    @JornVernee In theory you are correct, but in practice reviewers often accept major (content-related, as opposed to relatively minor formatting / spelling edits) edits, which are outside their areas of expertise. (A thought -- perhaps the review process should differentiate between major and minor edits, and would major edits to be reviewed only by high-rep users in that particular tag.) Also, why are reviewers any less human than documentation authors, who require checks before their edits are accepted?
    – Zev Spitz
    Commented Jun 18, 2017 at 21:30
  • 1
    @ZevSpitz I guess I can only speak for myself, but I skip any review that I can't verify. -- The reviewers are indeed human too, the fail-safe there is that there are multiple (though it's not perfect). Commented Jun 18, 2017 at 21:52
  • 22
    @JornVernee Your view on reputation and Docs reviewers does not match up to reality. It's great that you skip reviews you don't understand (someone listened!) but most reviewers do not. I cannot count how many times I have reverted junk written by someone and approved by 3 low rep users, sometimes without a score in the tag.
    – Machavity Mod
    Commented Jun 19, 2017 at 1:34
  • This is why documentation never will work out well. There is too many if conditions.
    – JonH
    Commented Jun 19, 2017 at 15:38
  • @JonH First of all, I don't think complexity correlates to or causes failure. Because, if that were true, the only form of life to ever survive would be Amoeba. Second, even if documentation is getting complicated, it is improving with each additional if condition. I personally hope that documentation works out. Probably because nobody would let me improve an example on MSDN, for example, but here I can do that! Commented Jun 19, 2017 at 16:59

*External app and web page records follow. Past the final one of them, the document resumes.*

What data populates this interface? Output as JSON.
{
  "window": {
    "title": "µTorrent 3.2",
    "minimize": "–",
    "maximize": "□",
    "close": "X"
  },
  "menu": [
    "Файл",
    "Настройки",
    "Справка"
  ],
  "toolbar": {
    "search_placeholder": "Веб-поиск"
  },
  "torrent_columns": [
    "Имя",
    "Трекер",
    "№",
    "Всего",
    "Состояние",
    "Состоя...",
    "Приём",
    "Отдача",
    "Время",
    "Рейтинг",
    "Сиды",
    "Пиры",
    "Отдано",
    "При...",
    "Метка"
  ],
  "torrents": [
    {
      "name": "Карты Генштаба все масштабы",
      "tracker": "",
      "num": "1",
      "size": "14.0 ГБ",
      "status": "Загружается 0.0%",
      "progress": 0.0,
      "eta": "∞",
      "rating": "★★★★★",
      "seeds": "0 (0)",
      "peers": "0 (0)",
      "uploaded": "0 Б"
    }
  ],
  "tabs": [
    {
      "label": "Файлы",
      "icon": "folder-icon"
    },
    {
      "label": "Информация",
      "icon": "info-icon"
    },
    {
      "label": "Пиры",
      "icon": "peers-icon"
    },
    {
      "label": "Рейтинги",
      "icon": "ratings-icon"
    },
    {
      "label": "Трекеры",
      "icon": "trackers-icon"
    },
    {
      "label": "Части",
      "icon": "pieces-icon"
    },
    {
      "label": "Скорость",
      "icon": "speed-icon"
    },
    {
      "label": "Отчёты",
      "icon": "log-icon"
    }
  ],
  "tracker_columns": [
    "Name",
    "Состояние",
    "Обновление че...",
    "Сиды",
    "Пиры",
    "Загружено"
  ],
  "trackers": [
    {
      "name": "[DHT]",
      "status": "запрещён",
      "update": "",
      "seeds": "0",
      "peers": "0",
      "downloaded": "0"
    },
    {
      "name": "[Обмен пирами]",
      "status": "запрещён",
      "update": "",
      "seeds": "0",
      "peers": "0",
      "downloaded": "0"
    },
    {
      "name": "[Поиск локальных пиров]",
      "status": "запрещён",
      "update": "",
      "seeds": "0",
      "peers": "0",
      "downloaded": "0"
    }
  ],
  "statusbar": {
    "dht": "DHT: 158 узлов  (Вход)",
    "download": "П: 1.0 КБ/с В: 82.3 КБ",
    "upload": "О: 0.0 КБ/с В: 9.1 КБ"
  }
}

  • Documentation should be written without making inferences or opinions. State the facts and nothing more. Documentation is about how to use whatever is being documented in a generic way, not any specific usage. Also, having high scores in Javascript and/or a top poster in a language does not make a person an expert at writing documentation.
    – Gewthen
    Commented Jun 19, 2017 at 17:08
  • 2
    remove rep from it. no longer will people contribute to it for rep.
    – Kevin B
    Commented Jun 19, 2017 at 22:06


Browse other questions tagged .